While I know that I cannot be an expert in all areas of financial planning at this point in my career, my goal is to be able to at least identify potential gaps in a client’s situation, and then to assemble the correct team of colleagues to lend support and expertise. Professionally, I strive to be proactive, not reactive, in helping clients. By being proactive, I will be able to shape the next generation and help them pursue their financial goals.
While attending class and studying may not seem like a huge commitment when you’re in college, it is when you’re out of college and starting your full-time professional career, juggling personal and family responsibilities, planning your wedding (see our photo at right), and running a household. If I’m being honest, pursuing the CFP® certification was pure exhaustion – both physically and mentally. There were times when I considered quitting the program because the pressure was just too much. But I didn’t – I was determined. I was driven to succeed for myself, my family, my co-workers, and my clients.
You see, when you’re fortunate to have a huge support system, you dig deep to find your “why” – you brush the tears from your eyes, and you persevere. For the times when I was feeling overwhelmed, someone was always there to pick me up and say a kind, encouraging word or do something special for me. I honestly cannot put into words how much my family means to me and how much they’ve shaped my life. Despite having to miss family weekends and special gatherings, my family was always there for me. They understood it was a temporary absence and that my commitment would pay off in the end.
And just as important to my success was my McKinley Carter family. Not only did every employee support my CFP® certification journey, each one was there every step of the way providing on-going encouragement and lending an ear if I needed to vent my frustrations. Having six other CFP® professionals among our team, I trusted their guidance and knew I had the right tools to achieve the designation and enhance my identity. Never underestimate the power of being present and how just simply being there for someone speaks volumes. I will always be grateful for my coworkers.
Without my tw
o families, I likely would have quit long ago. The path to becoming a CFP® professionalis full of ups and downs and tests of strength and determination. The image at left accurately depicts my journey…but it’s a journey that I would never trade. I know I have what it takes to represent CFP® professionals; and through my continued education, I believe I will be able to shape the next generation and make a difference.
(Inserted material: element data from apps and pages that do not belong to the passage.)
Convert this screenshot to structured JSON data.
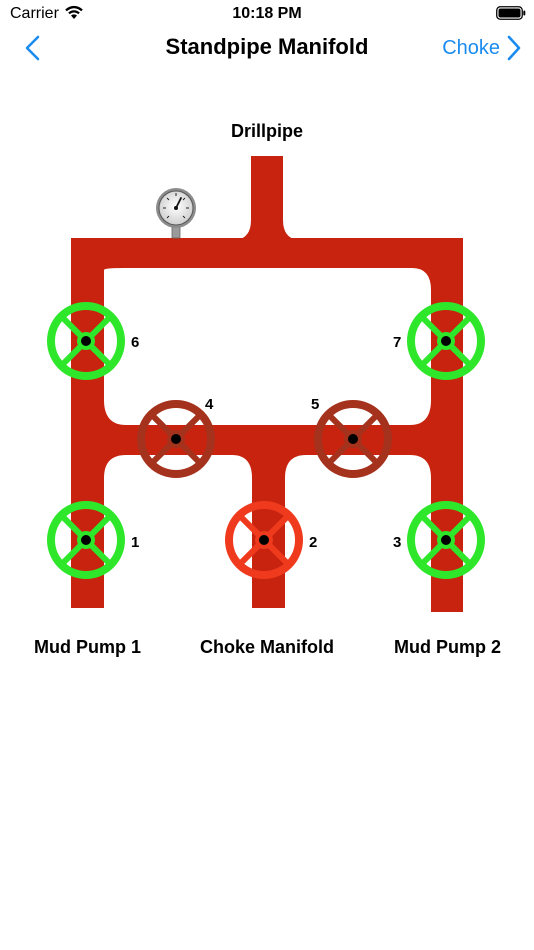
{
  "status_bar": {
    "carrier": "Carrier",
    "time": "10:18 PM",
    "icons": [
      "wifi-icon",
      "battery-icon"
    ]
  },
  "nav": {
    "title": "Standpipe Manifold",
    "back_icon": "chevron-left-icon",
    "forward_label": "Choke",
    "forward_icon": "chevron-right-icon",
    "accent_color": "#1a8cf0"
  },
  "diagram": {
    "top_label": "Drillpipe",
    "bottom_labels": {
      "left": "Mud Pump 1",
      "center": "Choke Manifold",
      "right": "Mud Pump 2"
    },
    "gauge_icon": "pressure-gauge-icon",
    "pipe_color": "#c8230f",
    "colors": {
      "open": "#2ee62a",
      "closed": "#a5321c",
      "highlight_closed": "#ef3a1e"
    },
    "valves": [
      {
        "number": "1",
        "state": "open"
      },
      {
        "number": "2",
        "state": "highlight_closed"
      },
      {
        "number": "3",
        "state": "open"
      },
      {
        "number": "4",
        "state": "closed"
      },
      {
        "number": "5",
        "state": "closed"
      },
      {
        "number": "6",
        "state": "open"
      },
      {
        "number": "7",
        "state": "open"
      }
    ]
  }
}
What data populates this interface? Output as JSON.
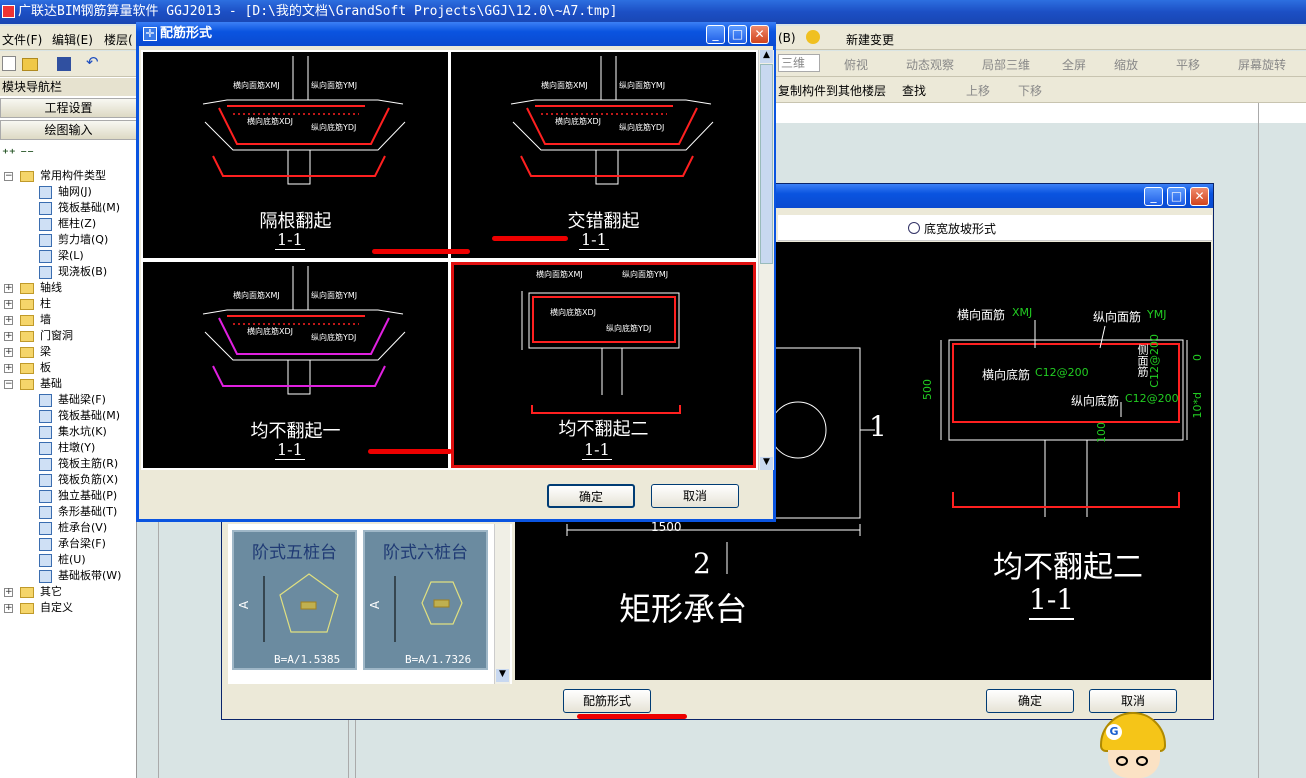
{
  "app": {
    "title": "广联达BIM钢筋算量软件 GGJ2013 - [D:\\我的文档\\GrandSoft Projects\\GGJ\\12.0\\~A7.tmp]"
  },
  "menubar": {
    "file": "文件(F)",
    "edit": "编辑(E)",
    "floor": "楼层(",
    "help": "(B)",
    "new_change": "新建变更"
  },
  "toolbar": {
    "view3d": "三维",
    "top_view": "俯视",
    "dynamic": "动态观察",
    "local3d": "局部三维",
    "fullscreen": "全屏",
    "zoom": "缩放",
    "pan": "平移",
    "rotate": "屏幕旋转",
    "copy_to_floor": "复制构件到其他楼层",
    "find": "查找",
    "up": "上移",
    "down": "下移"
  },
  "sidebar": {
    "title": "模块导航栏",
    "project_settings": "工程设置",
    "drawing_input": "绘图输入",
    "tree": [
      {
        "label": "常用构件类型",
        "level": 0,
        "expanded": true
      },
      {
        "label": "轴网(J)",
        "level": 1
      },
      {
        "label": "筏板基础(M)",
        "level": 1
      },
      {
        "label": "框柱(Z)",
        "level": 1
      },
      {
        "label": "剪力墙(Q)",
        "level": 1
      },
      {
        "label": "梁(L)",
        "level": 1
      },
      {
        "label": "现浇板(B)",
        "level": 1
      },
      {
        "label": "轴线",
        "level": 0
      },
      {
        "label": "柱",
        "level": 0
      },
      {
        "label": "墙",
        "level": 0
      },
      {
        "label": "门窗洞",
        "level": 0
      },
      {
        "label": "梁",
        "level": 0
      },
      {
        "label": "板",
        "level": 0
      },
      {
        "label": "基础",
        "level": 0,
        "expanded": true
      },
      {
        "label": "基础梁(F)",
        "level": 1
      },
      {
        "label": "筏板基础(M)",
        "level": 1
      },
      {
        "label": "集水坑(K)",
        "level": 1
      },
      {
        "label": "柱墩(Y)",
        "level": 1
      },
      {
        "label": "筏板主筋(R)",
        "level": 1
      },
      {
        "label": "筏板负筋(X)",
        "level": 1
      },
      {
        "label": "独立基础(P)",
        "level": 1
      },
      {
        "label": "条形基础(T)",
        "level": 1
      },
      {
        "label": "桩承台(V)",
        "level": 1
      },
      {
        "label": "承台梁(F)",
        "level": 1
      },
      {
        "label": "桩(U)",
        "level": 1
      },
      {
        "label": "基础板带(W)",
        "level": 1
      },
      {
        "label": "其它",
        "level": 0
      },
      {
        "label": "自定义",
        "level": 0
      }
    ]
  },
  "dialog_back": {
    "radio_label": "底宽放坡形式",
    "thumbs": [
      {
        "title": "阶式五桩台",
        "formula": "B=A/1.5385"
      },
      {
        "title": "阶式六桩台",
        "formula": "B=A/1.7326"
      }
    ],
    "thumb_a": "A",
    "dim_1500": "1500",
    "label_1": "1",
    "label_2": "2",
    "caption": "矩形承台",
    "detail_title": "均不翻起二",
    "detail_section": "1-1",
    "detail_texts": {
      "xmj": "横向面筋",
      "xmj_code": "XMJ",
      "ymj": "纵向面筋",
      "ymj_code": "YMJ",
      "xdj": "横向底筋",
      "xdj_val": "C12@200",
      "ydj": "纵向底筋",
      "ydj_val": "C12@200",
      "side": "侧面筋",
      "side_val": "C12@200",
      "dim_500": "500",
      "dim_100": "100",
      "dim_0": "0",
      "dim_10d": "10*d"
    },
    "rebar_btn": "配筋形式",
    "ok": "确定",
    "cancel": "取消"
  },
  "dialog_front": {
    "title": "配筋形式",
    "options": [
      {
        "title": "隔根翻起",
        "section": "1-1",
        "selected": false
      },
      {
        "title": "交错翻起",
        "section": "1-1",
        "selected": false
      },
      {
        "title": "均不翻起一",
        "section": "1-1",
        "selected": false
      },
      {
        "title": "均不翻起二",
        "section": "1-1",
        "selected": true
      }
    ],
    "mini": {
      "xmj": "横向面筋XMJ",
      "ymj": "纵向面筋YMJ",
      "xdj": "横向底筋XDJ",
      "ydj": "纵向底筋YDJ"
    },
    "ok": "确定",
    "cancel": "取消"
  },
  "colors": {
    "titlebar": "#1c4fc4",
    "cad_bg": "#000000",
    "rebar": "#ff2020",
    "green_text": "#22cc22",
    "magenta": "#e020e0",
    "selected_border": "#e01010"
  }
}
I hope I inspire other female advisors, whether they choose to pursue CFP® certification or not. Females may be in the minority in our industry today, but I’m confident that will change in the future. Our passion to help others just can’t be diminished.